5. What’s their ethical stance in the world of ticketing?
No one wants to see their tickets appear on secondary sites for inflated prices, lining the pockets of touts. In this industry, it’s hard to stop – especially when there’s a hot ticket.

It’s worth finding out whether the agent you’re talking to has any particular stance on the secondary market. Chances are if they are against it in principle, they’ll be more proactive in terms of helping customers who get duped, cancelling their tickets which pop up on secondary websites and blocking bots which buy tickets in big numbers.

To do your job properly, you need 24/7 access to up-to-date data. Ensure the agent you’re considering hiring has a rich reporting suite

6. How will they treat your customers?
When a customer buys a ticket, it’s often the first interactive point of engagement with your event. If that experience is positive, they’ll be left feeling excited about the event and looking forward to hearing from you.

Sometimes things can go wrong and customers may have questions about their tickets and orders. When that happens, you need to feel confident that the agent’s customer service team is going to keep your customers happy and represent the brand of your event in the right way.

7. Is your event going to suffer from small fish syndrome?
Find out who the ticket agent’s other clients are and what else they’ve got going on at the time of your on-sale. How do you think your ticket sales rank in comparison? At the start of your contract, make sure you agree expectations and ways of working. This isn’t just about technical aspects and marketing.

If it suits you, schedule a weekly check-in with your account manager. Ultimately choose an agent who shares the same values as your business.

8. Is their commercial deal fair?
Pricing will often drive the conversation when all other factors are equal.

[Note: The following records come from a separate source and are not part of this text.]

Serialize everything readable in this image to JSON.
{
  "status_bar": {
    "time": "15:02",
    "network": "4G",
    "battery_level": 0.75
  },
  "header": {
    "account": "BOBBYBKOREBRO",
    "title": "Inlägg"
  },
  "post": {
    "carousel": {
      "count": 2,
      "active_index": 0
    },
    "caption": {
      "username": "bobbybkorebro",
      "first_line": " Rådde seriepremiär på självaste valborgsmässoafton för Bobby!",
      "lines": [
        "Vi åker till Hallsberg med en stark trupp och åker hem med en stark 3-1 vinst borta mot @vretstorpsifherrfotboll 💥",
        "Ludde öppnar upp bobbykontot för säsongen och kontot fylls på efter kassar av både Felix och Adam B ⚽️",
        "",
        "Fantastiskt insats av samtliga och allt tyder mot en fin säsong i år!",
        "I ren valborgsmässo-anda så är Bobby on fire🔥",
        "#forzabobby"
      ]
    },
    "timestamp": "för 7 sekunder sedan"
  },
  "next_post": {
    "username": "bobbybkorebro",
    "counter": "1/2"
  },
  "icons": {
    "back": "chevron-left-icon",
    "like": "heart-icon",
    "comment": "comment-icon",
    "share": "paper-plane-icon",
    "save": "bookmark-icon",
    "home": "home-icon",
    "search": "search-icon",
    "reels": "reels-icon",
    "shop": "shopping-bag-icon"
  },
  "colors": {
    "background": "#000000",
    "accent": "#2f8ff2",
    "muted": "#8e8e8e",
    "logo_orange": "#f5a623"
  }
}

However, consider what the cheapest price reflects or misses out – if someone is more expensive, are they factoring in additional services, and more importantly, do you need them?

Equally, ensure that everything your customers expect is going to be covered by this deal. If there are problems, can someone resolve them? The last thing you want is to be inundated with ticketing queries when you’ve employed the services of an agent. Ultimately, for most promoters, ticket sales are one of the biggest revenue streams and the custodian of your online brand experience. So, knowing the cost of everything – but not the value – could be your downfall.

9. Is their data clear and reporting useful?
To do your job properly, you need 24/7 access to up-to-date data. Ticket sales are one thing but data powerful insights, like where and when – and by who – those sales have been made, are something else. Ensure the agent that you’re considering hiring has a rich reporting suite that you can access, and ideally is bespoke to the types of metrics you’d like to see.

10. Are they thinking about the future of the industry?
Ticketing should be their bag, but the world of ticketing is changing. Largely driven by technology and consumer buying behaviour, ticketing will look very different in 10 years. It’s worthwhile working with an agent that’s going to share these insights with you.

As your event changes and develops, you’re going to need a partner who will keep you at the forefront of ticketing technology, ensuring that you don’t miss out on a new way to drive sales, engage customers or enrich the in-event customer experience while you’re busy focusing on delivering your events.

 


Tarah Gear is director of marketing at The Ticket Factory, a UK-wide ticketing agent and the box office for the Genting Arena, Barclaycard Arena and National Exhibition Centre (NEC).